On Jan. 19, a letter from Van Dyke Public Schools Superintendent Piper Bognar was posted on the district’s website regarding a return-to-school plan. Second semester began Jan. 25. According to the letter, the district conducted a survey in which more than 60% of families stated their desire to finish out the school year in a virtual format.

“We will make that a possibility,” Bognar stated in the letter. “For the other roughly 38%, we’ll be working in teams over the next few weeks to figure out how to safely offer in-person opportunities for students by the governor’s goal date of March 1.”

At the Jan. 4 Center Line Public Schools Board of Education meeting, the school board voted 5-2 to transition from the district’s remote learning environment back to the hybrid model. Gary Gasowski and Henry Newnan voted against the measure.

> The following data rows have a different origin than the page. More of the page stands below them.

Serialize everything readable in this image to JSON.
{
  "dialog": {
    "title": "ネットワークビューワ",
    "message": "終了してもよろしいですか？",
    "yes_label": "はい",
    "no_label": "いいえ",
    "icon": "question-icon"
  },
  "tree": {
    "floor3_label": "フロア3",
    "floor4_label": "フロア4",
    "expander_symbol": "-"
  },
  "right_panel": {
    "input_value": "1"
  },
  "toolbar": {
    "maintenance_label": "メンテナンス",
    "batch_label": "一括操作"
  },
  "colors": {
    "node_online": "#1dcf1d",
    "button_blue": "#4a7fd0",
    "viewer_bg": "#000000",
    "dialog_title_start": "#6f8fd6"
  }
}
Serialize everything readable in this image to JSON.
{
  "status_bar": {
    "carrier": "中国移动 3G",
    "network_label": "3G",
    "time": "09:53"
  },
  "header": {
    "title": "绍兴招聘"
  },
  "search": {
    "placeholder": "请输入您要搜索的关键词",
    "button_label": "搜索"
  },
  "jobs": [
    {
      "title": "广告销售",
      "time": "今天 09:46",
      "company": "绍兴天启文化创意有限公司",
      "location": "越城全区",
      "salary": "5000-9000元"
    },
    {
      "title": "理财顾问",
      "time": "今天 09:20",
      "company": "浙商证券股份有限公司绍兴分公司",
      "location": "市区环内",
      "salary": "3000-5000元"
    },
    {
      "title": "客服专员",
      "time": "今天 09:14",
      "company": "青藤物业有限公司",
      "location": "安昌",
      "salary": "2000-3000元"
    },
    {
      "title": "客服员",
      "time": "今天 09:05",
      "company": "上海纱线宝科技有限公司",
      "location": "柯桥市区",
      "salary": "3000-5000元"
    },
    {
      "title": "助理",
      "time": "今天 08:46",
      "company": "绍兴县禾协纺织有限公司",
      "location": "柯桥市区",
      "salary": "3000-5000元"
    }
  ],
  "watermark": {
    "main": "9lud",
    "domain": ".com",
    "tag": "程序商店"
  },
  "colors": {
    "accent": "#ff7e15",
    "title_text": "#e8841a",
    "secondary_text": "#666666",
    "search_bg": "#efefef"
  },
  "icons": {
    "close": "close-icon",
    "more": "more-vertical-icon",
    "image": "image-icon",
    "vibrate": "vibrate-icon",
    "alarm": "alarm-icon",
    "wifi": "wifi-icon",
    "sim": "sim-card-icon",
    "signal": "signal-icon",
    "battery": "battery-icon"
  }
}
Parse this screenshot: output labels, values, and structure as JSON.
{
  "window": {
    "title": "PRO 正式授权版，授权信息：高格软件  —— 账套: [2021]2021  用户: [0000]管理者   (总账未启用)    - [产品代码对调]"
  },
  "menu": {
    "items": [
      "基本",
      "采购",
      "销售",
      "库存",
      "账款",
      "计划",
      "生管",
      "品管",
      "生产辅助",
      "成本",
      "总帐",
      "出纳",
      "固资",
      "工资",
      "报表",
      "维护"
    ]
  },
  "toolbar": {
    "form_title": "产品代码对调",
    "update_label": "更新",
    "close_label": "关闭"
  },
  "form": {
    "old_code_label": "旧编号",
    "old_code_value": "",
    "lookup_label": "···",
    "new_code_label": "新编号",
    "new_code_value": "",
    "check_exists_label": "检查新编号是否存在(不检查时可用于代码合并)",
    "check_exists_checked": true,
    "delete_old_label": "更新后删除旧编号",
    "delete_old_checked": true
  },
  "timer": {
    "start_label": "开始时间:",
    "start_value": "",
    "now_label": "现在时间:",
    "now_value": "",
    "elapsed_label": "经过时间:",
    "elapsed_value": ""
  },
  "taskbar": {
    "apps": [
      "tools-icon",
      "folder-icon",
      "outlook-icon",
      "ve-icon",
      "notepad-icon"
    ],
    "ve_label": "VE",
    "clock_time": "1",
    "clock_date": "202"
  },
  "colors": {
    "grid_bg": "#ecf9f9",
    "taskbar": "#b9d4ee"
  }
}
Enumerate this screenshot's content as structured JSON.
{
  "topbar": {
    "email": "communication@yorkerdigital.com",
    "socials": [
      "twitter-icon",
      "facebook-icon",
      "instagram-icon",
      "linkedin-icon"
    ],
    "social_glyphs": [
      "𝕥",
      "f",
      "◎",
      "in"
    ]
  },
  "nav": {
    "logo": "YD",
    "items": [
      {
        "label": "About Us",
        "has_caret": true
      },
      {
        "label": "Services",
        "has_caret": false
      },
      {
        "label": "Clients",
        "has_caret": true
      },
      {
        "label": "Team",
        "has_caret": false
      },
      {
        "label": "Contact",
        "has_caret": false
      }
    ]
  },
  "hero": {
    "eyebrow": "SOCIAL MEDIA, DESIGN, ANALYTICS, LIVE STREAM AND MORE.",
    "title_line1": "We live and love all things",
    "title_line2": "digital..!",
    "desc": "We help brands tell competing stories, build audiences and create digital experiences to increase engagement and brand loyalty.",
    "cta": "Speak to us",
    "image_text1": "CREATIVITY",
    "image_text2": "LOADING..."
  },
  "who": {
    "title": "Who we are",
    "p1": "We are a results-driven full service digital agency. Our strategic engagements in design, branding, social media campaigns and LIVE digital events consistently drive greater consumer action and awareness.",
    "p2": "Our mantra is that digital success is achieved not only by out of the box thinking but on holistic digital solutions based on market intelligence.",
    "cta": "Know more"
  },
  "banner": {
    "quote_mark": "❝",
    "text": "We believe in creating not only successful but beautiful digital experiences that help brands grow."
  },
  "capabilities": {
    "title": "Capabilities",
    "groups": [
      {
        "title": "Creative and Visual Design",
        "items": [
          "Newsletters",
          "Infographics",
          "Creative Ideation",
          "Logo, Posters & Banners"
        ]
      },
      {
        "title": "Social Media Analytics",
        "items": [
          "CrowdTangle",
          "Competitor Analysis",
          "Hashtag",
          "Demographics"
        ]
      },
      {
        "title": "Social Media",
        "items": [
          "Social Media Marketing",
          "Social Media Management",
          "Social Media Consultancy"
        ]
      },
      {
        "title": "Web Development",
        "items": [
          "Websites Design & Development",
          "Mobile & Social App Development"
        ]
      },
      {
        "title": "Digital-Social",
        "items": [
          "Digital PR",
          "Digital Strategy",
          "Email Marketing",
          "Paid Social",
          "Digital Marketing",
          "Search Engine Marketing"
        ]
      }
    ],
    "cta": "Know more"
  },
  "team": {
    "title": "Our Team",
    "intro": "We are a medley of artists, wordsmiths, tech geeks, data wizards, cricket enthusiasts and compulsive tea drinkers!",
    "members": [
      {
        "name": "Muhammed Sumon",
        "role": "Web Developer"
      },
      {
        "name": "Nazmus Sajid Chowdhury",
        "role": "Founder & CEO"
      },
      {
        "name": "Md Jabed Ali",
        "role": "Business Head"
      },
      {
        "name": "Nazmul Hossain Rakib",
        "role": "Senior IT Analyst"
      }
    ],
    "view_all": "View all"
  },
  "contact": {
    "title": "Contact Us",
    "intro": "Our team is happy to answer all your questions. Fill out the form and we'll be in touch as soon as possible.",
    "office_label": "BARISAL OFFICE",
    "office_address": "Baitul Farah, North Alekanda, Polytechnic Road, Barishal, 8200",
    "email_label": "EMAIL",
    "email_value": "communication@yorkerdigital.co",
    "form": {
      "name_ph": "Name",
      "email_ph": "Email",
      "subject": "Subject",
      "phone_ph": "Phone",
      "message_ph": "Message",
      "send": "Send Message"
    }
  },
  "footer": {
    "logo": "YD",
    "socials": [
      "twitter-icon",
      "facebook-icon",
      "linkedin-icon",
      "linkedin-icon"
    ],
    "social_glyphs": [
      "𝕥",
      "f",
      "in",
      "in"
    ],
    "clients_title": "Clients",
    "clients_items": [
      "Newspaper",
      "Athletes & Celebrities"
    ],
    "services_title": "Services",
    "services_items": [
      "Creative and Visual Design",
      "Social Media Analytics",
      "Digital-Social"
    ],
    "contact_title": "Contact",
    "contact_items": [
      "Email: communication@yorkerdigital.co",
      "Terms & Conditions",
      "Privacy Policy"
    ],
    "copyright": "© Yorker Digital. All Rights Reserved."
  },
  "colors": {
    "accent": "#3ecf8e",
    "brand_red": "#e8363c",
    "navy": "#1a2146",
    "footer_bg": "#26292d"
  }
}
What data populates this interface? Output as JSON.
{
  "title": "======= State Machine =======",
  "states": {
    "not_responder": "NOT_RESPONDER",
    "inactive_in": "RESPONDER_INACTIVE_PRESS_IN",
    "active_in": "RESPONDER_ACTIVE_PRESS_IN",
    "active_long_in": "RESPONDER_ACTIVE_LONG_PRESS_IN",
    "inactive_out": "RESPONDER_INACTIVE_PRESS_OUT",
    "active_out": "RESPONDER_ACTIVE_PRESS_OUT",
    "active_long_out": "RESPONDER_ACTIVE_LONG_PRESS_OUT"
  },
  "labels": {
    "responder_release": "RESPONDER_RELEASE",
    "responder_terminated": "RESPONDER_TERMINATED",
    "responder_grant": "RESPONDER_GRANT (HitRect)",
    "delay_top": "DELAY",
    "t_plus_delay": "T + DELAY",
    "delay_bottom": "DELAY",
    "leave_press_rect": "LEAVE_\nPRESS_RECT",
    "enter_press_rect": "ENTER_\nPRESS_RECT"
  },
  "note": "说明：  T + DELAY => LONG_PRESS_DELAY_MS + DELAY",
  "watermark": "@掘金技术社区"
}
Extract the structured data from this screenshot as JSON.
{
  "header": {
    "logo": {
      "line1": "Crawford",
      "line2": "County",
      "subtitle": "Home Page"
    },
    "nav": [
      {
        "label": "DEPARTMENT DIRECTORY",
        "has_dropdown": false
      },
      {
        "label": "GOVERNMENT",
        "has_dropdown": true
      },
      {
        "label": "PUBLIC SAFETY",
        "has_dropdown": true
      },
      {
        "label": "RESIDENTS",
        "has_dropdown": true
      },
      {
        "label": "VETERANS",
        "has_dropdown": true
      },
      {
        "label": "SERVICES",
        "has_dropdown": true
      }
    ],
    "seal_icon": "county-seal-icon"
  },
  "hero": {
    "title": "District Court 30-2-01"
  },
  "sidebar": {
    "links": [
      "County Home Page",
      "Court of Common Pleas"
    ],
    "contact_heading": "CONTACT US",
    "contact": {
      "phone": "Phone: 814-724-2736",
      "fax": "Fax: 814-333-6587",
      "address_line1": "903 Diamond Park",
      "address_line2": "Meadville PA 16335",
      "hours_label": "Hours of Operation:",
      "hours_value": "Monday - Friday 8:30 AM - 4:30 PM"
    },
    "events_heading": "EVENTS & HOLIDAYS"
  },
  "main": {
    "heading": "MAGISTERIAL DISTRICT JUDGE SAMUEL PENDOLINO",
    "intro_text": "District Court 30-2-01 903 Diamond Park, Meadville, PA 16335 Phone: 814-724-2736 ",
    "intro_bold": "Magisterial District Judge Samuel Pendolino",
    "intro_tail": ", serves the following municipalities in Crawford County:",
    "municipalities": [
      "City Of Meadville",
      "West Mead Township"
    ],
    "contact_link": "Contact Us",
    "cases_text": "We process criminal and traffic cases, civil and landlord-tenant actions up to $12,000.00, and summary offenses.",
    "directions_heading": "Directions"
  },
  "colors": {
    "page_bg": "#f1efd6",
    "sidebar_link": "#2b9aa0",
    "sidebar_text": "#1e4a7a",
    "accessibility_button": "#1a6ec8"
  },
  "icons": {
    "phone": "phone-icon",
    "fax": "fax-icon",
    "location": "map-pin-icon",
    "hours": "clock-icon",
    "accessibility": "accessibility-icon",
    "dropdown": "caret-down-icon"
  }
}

Under the plan, school officials brought students back to face-to-face instruction in a hybrid format, returning Jan. 14 and Jan. 19.

On Jan. 17, Warren Consolidated Schools Superintendent Robert Livernois posted a letter on the district’s website to let the community know the school board voted Jan. 14 on a timeline to bring students back in a hybrid program. Families could still keep their children at home to conduct remote learning.

The timeline to return to in-person learning is available at

For several months, the WCS Facebook page has been filled with messages from many parents who want to see their children back in school. Some also shared their plan to keep their children learning virtually because they felt that was safest amid the pandemic.

“The safety of the students and staff is our top priority. Another concern is the emotional well-being of our children. We are going to start the return of students, but it’s going to take several weeks to have every grade level back,” WCS Board of Education President Susan Trombley said. “No one is dragging their feet on this plan. There’s always been a plan. It’s ever changing.”

As for keeping things going during the pandemic, “Everyone is putting in more time they normally would,” Trombley said. “Stress is very high for everyone. We’re all overworked. We’re all uneasy. Everyone has risen to the occasion and doing the best they can.”